The year 2011 brought new leadership and a fresh direction for Calabasas—voters chose Fred Gaines and Lucy Martin in an election that gave the City Council its first big makeover in years.
Seven candidates competed to fill the vacancies created by former Mayor Barry Groveman and 20-year Councilmember Dennis Washburn, who chose not to seek reelection.
The new council went right to work to modify a controversial septic tank ordinance that caused turmoil among residents in older parts of town. The ordinance required people to obtain operating permits and have problems repaired to ensure their systems worked property.
In May, Mayor James Bozajian and the rest of the council agreed to bring the ordinance under review and offer temporary amnesty to people who refused to comply with the controversial law. Officials also halted a $100,000 environmental study that was seen as the first step toward installation of sewers in Old Topanga.
While many cities nationwide struggle to remain viable during the economic downturn, Calabasas finds itself in good financial shape. Gary Lysik, Calabasas chief financial officer, unveiled a $42-million general fund budget for fiscal years 2011-13. Each year the city also manages about $30 million in revenues and expenses in 46 accounts dedicated to special districts, capital improvements and more.
In June the council placed a moratorium on the construction of wireless facilities until a new ordinance is in place requiring telecommunications companies to provide evidence of gaps in coverage before they’re allowed to build new facilities.
Commissioners, council members and residents are still working to craft regulations that will reduce the proliferation of wireless anten- nas close to homes, schools and parks.
On July 1 Calabasas joined the growing ranks of cities encouraging residents to use reusable shopping bags. Customers at Albertsons, Gelson’s, Ralphs, Maddy’s Market and Rite Aid can either bring their own totes or buy recyclable paper bags for 10 cents each.
The ban is set to expand Jan. 1 when smaller drugstores, convenience stores and smaller retailers and grocers will also stop providing disposable plastic bags.
After two years of proceedings, the city successfully annexed Mont Calabasas in July. The development includes 110 luxury homes at the northwest intersection of Las Virgenes Road and Thousand Oaks Boulevard.
In October, Calabasas officials voted to halt the spending of municipal funds on coyote trapping.
The coyote debate began in July, when several residents and wildlife activists opposed the city’s trapping and killing policy. Calabasas had contracted with the Los Angeles County Agricultural Department to catch and kill coyotes that were deemed aggressive by residents.
Under the new policy, the city will contact the California Department of Fish and Game only if a coyote attacks a human.
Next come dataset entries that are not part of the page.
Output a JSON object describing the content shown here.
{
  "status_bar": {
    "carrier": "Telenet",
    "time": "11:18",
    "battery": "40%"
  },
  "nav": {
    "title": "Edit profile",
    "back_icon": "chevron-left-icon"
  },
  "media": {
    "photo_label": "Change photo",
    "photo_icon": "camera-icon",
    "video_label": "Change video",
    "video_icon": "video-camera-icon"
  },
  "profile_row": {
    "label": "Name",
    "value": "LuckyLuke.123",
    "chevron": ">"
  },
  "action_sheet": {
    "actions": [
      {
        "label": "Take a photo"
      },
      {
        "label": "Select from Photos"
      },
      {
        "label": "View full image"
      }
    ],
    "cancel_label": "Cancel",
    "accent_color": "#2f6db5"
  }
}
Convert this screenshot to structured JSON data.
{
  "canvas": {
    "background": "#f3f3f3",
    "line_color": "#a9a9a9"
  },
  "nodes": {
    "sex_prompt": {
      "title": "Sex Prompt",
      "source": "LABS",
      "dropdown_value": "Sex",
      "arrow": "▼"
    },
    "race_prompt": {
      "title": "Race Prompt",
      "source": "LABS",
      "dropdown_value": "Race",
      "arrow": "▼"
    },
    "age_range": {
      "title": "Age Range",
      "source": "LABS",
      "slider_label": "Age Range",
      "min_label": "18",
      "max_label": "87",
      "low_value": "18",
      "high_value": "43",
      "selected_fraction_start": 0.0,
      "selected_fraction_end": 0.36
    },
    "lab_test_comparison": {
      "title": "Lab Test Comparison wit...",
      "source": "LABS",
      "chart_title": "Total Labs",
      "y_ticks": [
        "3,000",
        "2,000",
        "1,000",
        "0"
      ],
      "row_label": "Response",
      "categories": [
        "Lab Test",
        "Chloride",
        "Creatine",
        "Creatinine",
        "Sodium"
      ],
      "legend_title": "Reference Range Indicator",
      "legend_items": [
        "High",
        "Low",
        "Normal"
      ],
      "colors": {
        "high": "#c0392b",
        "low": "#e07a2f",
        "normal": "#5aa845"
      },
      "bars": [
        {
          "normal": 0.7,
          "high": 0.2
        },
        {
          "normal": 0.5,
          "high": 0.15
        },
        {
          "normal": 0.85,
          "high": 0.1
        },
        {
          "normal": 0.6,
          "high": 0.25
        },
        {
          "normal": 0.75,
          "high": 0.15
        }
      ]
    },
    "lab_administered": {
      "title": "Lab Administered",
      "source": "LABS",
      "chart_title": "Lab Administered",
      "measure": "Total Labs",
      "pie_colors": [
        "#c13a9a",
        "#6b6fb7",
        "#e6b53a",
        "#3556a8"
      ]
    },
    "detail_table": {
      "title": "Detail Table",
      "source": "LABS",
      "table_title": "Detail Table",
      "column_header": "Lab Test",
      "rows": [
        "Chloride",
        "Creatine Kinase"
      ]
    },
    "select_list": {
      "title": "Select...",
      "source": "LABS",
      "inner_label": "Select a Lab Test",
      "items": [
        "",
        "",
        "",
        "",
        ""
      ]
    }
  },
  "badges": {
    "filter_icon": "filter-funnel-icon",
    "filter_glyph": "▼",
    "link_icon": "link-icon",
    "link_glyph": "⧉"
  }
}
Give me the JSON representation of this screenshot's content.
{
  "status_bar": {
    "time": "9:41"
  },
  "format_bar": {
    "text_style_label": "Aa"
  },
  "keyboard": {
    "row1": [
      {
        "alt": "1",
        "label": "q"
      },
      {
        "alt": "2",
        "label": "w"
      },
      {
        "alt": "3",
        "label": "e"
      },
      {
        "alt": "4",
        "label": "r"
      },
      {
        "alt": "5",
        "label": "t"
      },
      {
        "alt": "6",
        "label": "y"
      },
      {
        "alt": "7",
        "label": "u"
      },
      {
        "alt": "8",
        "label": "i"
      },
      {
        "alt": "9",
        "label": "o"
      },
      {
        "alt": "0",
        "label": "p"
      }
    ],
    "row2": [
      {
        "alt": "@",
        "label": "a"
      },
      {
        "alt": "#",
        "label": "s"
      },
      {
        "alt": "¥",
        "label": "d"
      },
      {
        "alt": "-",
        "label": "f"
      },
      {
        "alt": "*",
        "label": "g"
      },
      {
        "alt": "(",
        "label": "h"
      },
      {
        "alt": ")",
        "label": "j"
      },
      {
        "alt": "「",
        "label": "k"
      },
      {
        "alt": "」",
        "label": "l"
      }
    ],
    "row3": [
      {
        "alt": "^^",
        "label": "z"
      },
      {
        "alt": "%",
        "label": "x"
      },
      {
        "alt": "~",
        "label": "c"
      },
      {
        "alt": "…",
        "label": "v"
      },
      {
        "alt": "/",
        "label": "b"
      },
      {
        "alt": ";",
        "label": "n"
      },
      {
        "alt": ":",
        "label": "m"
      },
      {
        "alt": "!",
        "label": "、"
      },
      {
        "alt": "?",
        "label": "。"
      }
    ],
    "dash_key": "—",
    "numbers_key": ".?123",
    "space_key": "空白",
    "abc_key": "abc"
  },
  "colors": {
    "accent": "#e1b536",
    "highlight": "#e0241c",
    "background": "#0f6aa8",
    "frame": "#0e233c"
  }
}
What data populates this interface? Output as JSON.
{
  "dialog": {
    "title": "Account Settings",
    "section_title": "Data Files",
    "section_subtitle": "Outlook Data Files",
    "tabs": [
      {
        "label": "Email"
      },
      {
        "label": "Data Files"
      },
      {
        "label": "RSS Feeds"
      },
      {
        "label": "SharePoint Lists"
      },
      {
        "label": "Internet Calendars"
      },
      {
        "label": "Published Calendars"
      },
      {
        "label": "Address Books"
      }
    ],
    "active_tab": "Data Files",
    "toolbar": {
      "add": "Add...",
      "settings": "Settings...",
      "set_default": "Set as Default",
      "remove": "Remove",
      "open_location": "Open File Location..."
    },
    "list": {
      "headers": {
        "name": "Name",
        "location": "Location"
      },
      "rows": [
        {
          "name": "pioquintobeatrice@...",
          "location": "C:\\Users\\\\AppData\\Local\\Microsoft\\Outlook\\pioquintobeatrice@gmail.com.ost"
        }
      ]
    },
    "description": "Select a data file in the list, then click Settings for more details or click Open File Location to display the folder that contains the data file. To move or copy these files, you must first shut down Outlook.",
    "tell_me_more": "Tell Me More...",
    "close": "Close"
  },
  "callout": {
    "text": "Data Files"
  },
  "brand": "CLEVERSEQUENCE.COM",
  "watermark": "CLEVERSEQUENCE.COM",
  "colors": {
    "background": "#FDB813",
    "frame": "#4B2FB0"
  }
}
But homeowner associations and other private property owners may catch aggressive animals on their land at their own expense.
This summer the city began to expand programs and activities to offer more recreational opportunities for citizens age 50 and over.
Calabasas leadership prepared for a new transition in December when Councilmember Jonathon Wolfson resigned due to a move out of town. His term was set to expire in spring 2013. The council will appoint a new council member next month to fill the vacancy.
Throughout the year, council meetings at city hall frequently averaged four to five hours each as groups of residents interested in various issues scrutinized every decision officials considered.
The city turned 20 in 2011.